things a little funny. Let's do another problem. What is the greatest common
divisor of 25 and 20? Well, let's do it the same way. The factors of 25? Well, it's 1. 2 doesn't go into it. 3 doesn't go into it. 4 doesn't go into it. 5 does. It's actually 5 times 5. And then 25. It's interesting that
this only has 3 factors. I'll leave you to think about
why this number only has 3 factors and other numbers
tend to have an even number of factors. And then now we do
the factors of 20. Factors of 20 are 1,
2, 4, 5, 10, and 20. And if we just look at this by
inspection we see, well, they both share 1, but that's
nothing special. But they both have the
common factor of? You got it-- 5. So the greatest common divisor

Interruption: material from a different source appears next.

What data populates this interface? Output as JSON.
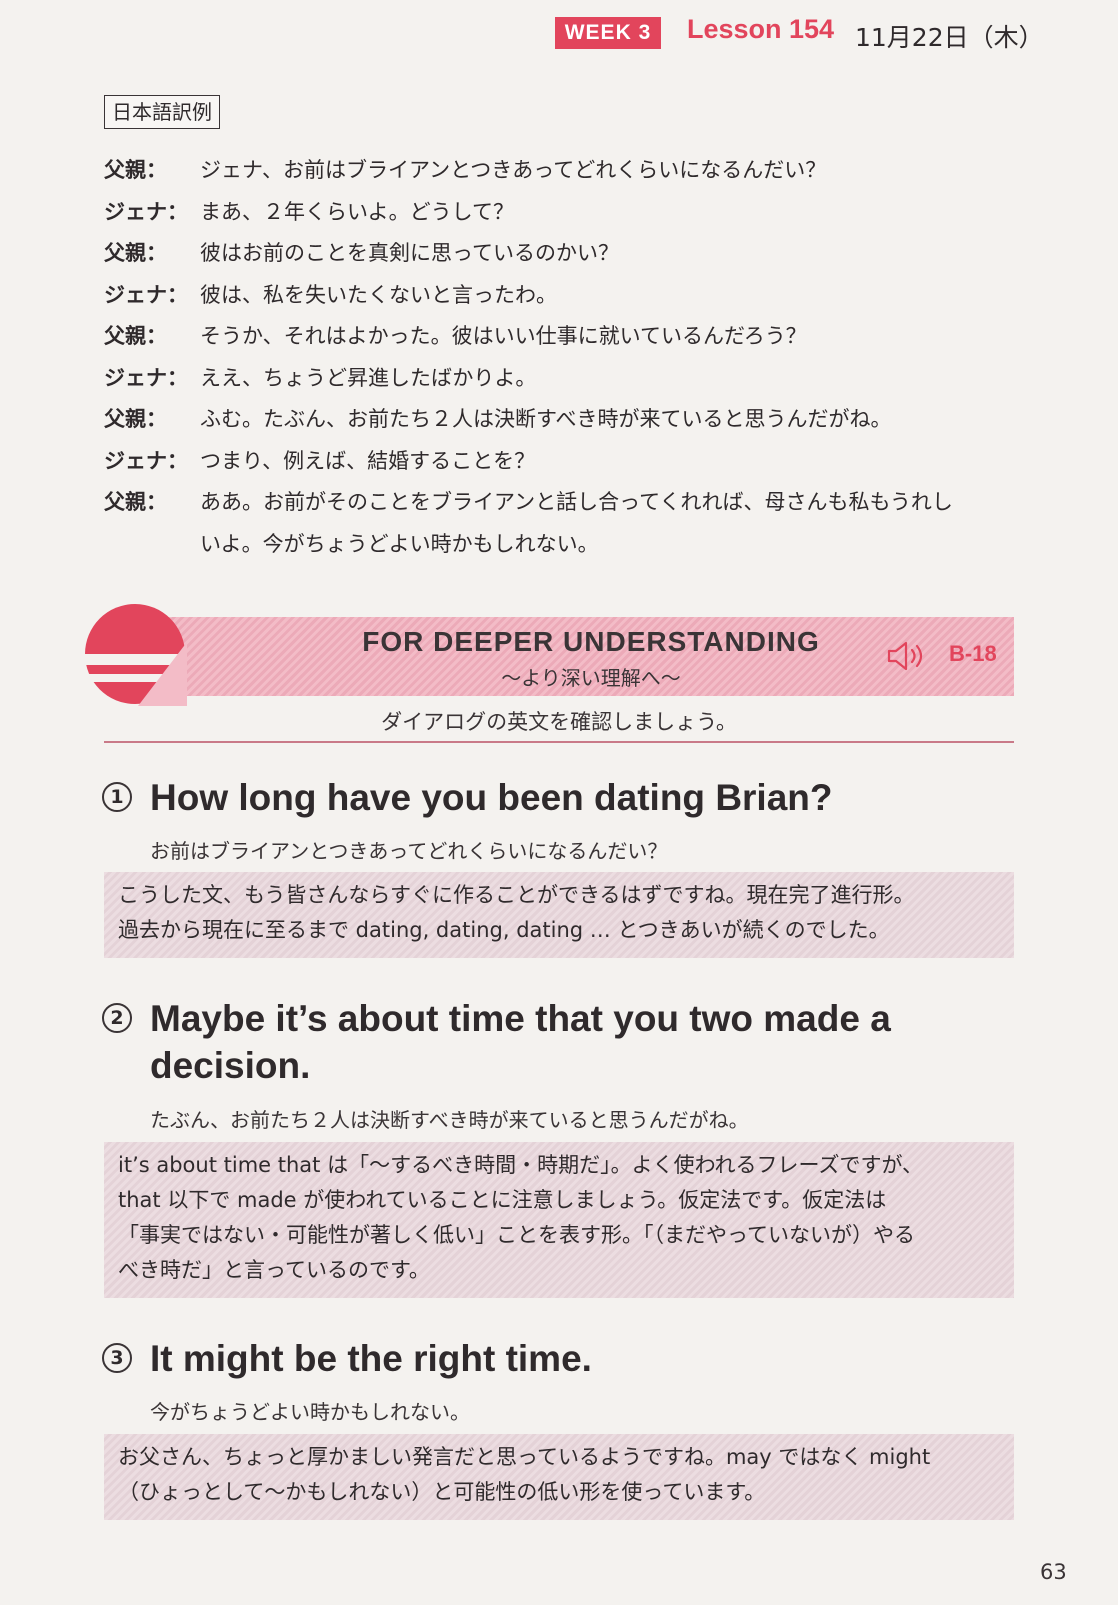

or greatest common factor of 25 and 20- well, that equals 5. Let's do another problem. What is the greatest common
factor of 5 and 12? Well, factors of 5? Pretty easy. 1 and 5. That's because it's
a prime number. It has no factors other

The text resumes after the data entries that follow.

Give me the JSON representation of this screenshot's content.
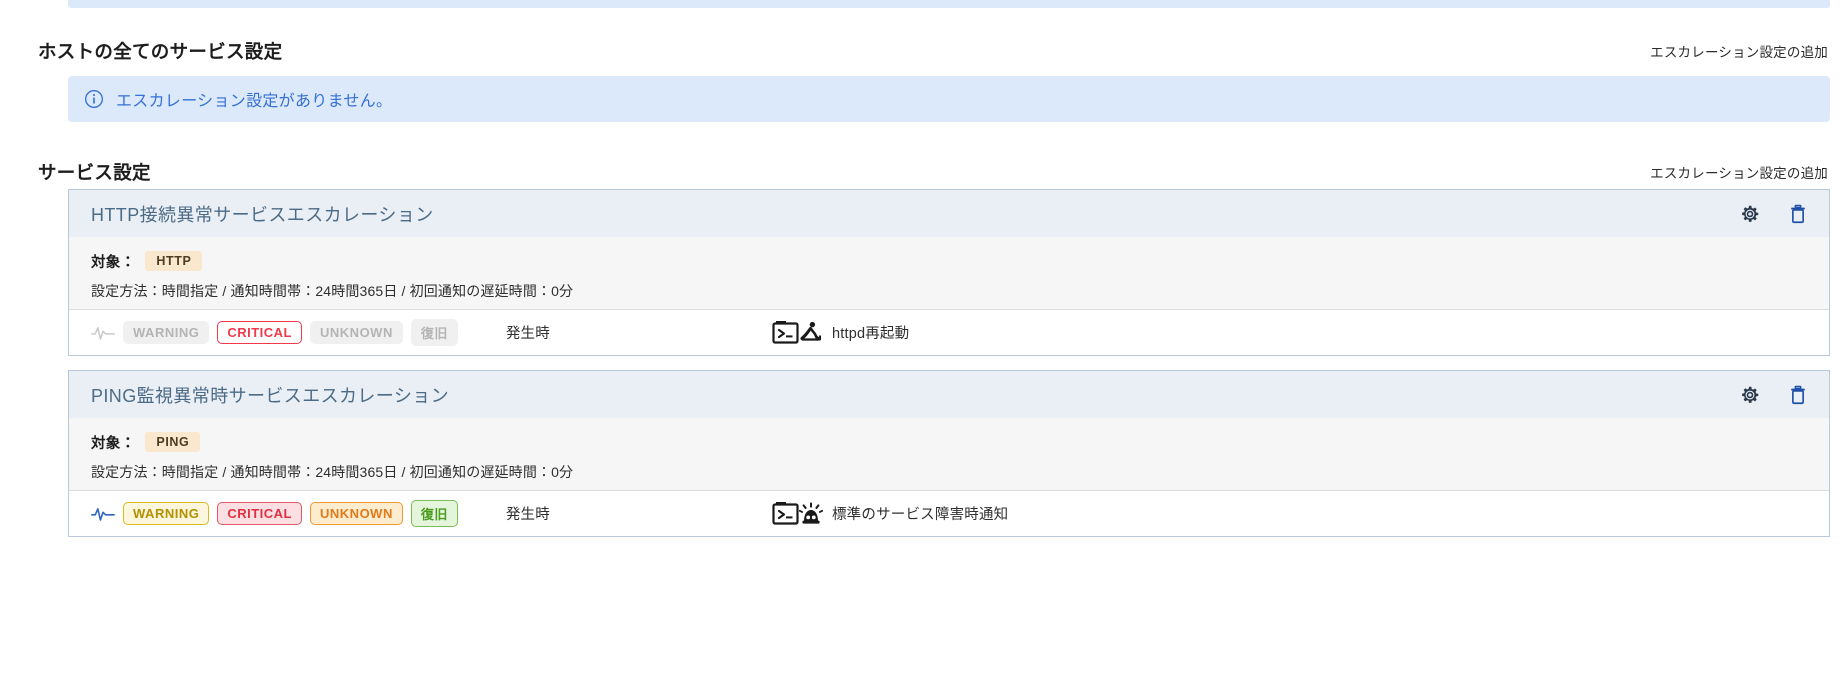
{
  "top_strip": {
    "name": "cut-off-alert-strip"
  },
  "host_section": {
    "title": "ホストの全てのサービス設定",
    "add_link": "エスカレーション設定の追加",
    "empty_alert": {
      "icon": "info-circle-icon",
      "text": "エスカレーション設定がありません。"
    }
  },
  "service_section": {
    "title": "サービス設定",
    "add_link": "エスカレーション設定の追加",
    "cards": [
      {
        "title": "HTTP接続異常サービスエスカレーション",
        "gear_icon": "gear-icon",
        "trash_icon": "trash-icon",
        "target_label": "対象：",
        "target_badge": "HTTP",
        "settings_line": "設定方法：時間指定 / 通知時間帯：24時間365日 / 初回通知の遅延時間：0分",
        "pulse_icon": "pulse-icon",
        "statuses": [
          {
            "label": "WARNING",
            "state": "off"
          },
          {
            "label": "CRITICAL",
            "state": "critical-solo"
          },
          {
            "label": "UNKNOWN",
            "state": "off"
          },
          {
            "label": "復旧",
            "state": "off"
          }
        ],
        "timing": "発生時",
        "action_icon": "terminal-escalate-icon",
        "action_text": "httpd再起動"
      },
      {
        "title": "PING監視異常時サービスエスカレーション",
        "gear_icon": "gear-icon",
        "trash_icon": "trash-icon",
        "target_label": "対象：",
        "target_badge": "PING",
        "settings_line": "設定方法：時間指定 / 通知時間帯：24時間365日 / 初回通知の遅延時間：0分",
        "pulse_icon": "pulse-icon",
        "statuses": [
          {
            "label": "WARNING",
            "state": "warning"
          },
          {
            "label": "CRITICAL",
            "state": "critical"
          },
          {
            "label": "UNKNOWN",
            "state": "unknown"
          },
          {
            "label": "復旧",
            "state": "recover"
          }
        ],
        "timing": "発生時",
        "action_icon": "terminal-siren-icon",
        "action_text": "標準のサービス障害時通知"
      }
    ]
  },
  "colors": {
    "alert_bg": "#dbe9fb",
    "alert_text": "#3570d4",
    "card_header_bg": "#eaeff5",
    "card_title": "#4c6b86",
    "card_border": "#b9c8da",
    "target_badge_bg": "#fae8ce",
    "trash_blue": "#1e4fa8",
    "gear_dark": "#2b3a4a",
    "pulse_blue": "#2e68c4"
  }
}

than 1 and itself. Then the factors of 12? 12 has a lot of factors. It's 1, 2, 3, 4, 6, and 12. So it really looks like only
common factor they share is 1. So that was, I guess, in some
ways kind of disappointing. So the greatest common
factor of 5 and 12 is 1. And I'll throw out some
terminology here for you. When two numbers have a
greatest common factor of only 1, they're called
relatively prime. And that kind of makes sense
because a prime number is something that only has 1
and itself as a factor. And two relatively prime
numbers are numbers that only have 1 as their
greatest common factor. Hope I didn't confuse you. Let's do another problem. Let's do the greatest common
divisor of 6 and 12. I know 12's coming up a lot. I'll try to be more creative
when I think of my numbers. Well, the greatest common
divisor of 6 and 12? Well, it's the factors of 6. Are 1, 2, 3, and 6. Factors of 12: 1, 2, 3--
we should have these memorized by now. 3, 4, 6, and 12. Well, it turns out 1 is a
common factor of both. 2 is also a common
factor of both. 3 is a common factor of both. And 6 is a common
factor of both. And of course, what's the
greatest common factor? Well, it's 6. And that's interesting. So in this situation the
greatest common divisor-- and I apologize that I keep switching
between divisor and factor. The mathematics community
should settle on one of the two. The greatest common divisor
of 6 and 12 equals 6. So it actually equals
one of the numbers. And that makes a lot of
sense because 6 actually is divisible into 12. Well, that's it for now. Hopefully you're ready to do
the greatest common divisor or factor problems. I think I might make another
module in the near future that'll give you more
example problems.